_INSTRUCTIONS TO FOLLOW:_
Word for word, and without a single picture, repeat the entries.

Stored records
--------------------
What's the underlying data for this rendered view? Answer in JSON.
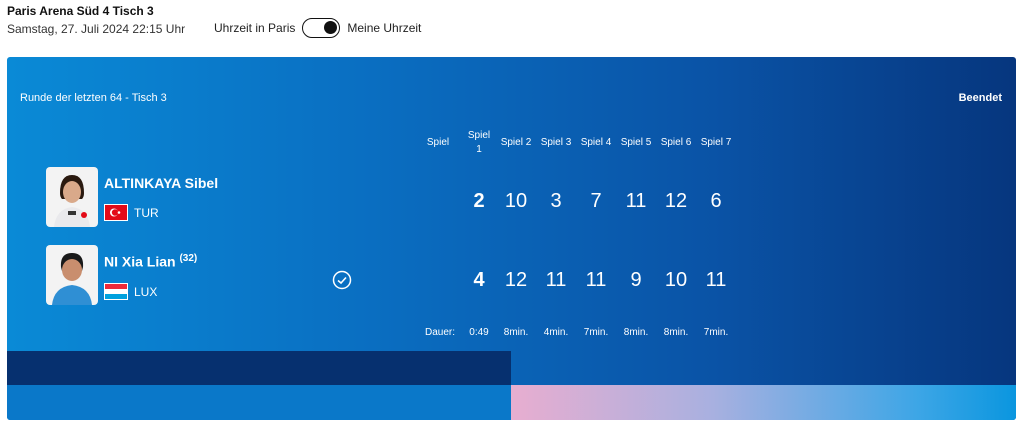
{
  "header": {
    "venue": "Paris Arena Süd 4 Tisch 3",
    "datetime": "Samstag, 27. Juli 2024 22:15 Uhr",
    "tz_left": "Uhrzeit in Paris",
    "tz_right": "Meine Uhrzeit"
  },
  "match": {
    "round": "Runde der letzten 64 - Tisch 3",
    "status": "Beendet",
    "game_label": "Spiel",
    "columns": [
      "Spiel\n1",
      "Spiel 2",
      "Spiel 3",
      "Spiel 4",
      "Spiel 5",
      "Spiel 6",
      "Spiel 7"
    ],
    "duration_label": "Dauer:",
    "total_duration": "0:49",
    "durations": [
      "8min.",
      "4min.",
      "7min.",
      "8min.",
      "8min.",
      "7min."
    ]
  },
  "players": [
    {
      "name": "ALTINKAYA Sibel",
      "seed": "",
      "country": "TUR",
      "games": "2",
      "scores": [
        "10",
        "3",
        "7",
        "11",
        "12",
        "6"
      ],
      "winner": false
    },
    {
      "name": "NI Xia Lian",
      "seed": "(32)",
      "country": "LUX",
      "games": "4",
      "scores": [
        "12",
        "11",
        "11",
        "9",
        "10",
        "11"
      ],
      "winner": true
    }
  ],
  "colors": {
    "card_dark": "#06367e",
    "card_light": "#0a8ad6",
    "flag_tur": "#e30a17",
    "flag_lux_top": "#ed2939",
    "flag_lux_bottom": "#00a1de"
  }
}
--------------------
_RESULT FOR THIS TASK:_
What's the underlying data for this rendered view? Answer in JSON.
{
  "header": {
    "venue": "Paris Arena Süd 4 Tisch 3",
    "datetime": "Samstag, 27. Juli 2024 22:15 Uhr",
    "tz_left": "Uhrzeit in Paris",
    "tz_right": "Meine Uhrzeit"
  },
  "match": {
    "round": "Runde der letzten 64 - Tisch 3",
    "status": "Beendet",
    "game_label": "Spiel",
    "columns": [
      "Spiel\n1",
      "Spiel 2",
      "Spiel 3",
      "Spiel 4",
      "Spiel 5",
      "Spiel 6",
      "Spiel 7"
    ],
    "duration_label": "Dauer:",
    "total_duration": "0:49",
    "durations": [
      "8min.",
      "4min.",
      "7min.",
      "8min.",
      "8min.",
      "7min."
    ]
  },
  "players": [
    {
      "name": "ALTINKAYA Sibel",
      "seed": "",
      "country": "TUR",
      "games": "2",
      "scores": [
        "10",
        "3",
        "7",
        "11",
        "12",
        "6"
      ],
      "winner": false
    },
    {
      "name": "NI Xia Lian",
      "seed": "(32)",
      "country": "LUX",
      "games": "4",
      "scores": [
        "12",
        "11",
        "11",
        "9",
        "10",
        "11"
      ],
      "winner": true
    }
  ],
  "colors": {
    "card_dark": "#06367e",
    "card_light": "#0a8ad6",
    "flag_tur": "#e30a17",
    "flag_lux_top": "#ed2939",
    "flag_lux_bottom": "#00a1de"
  }
}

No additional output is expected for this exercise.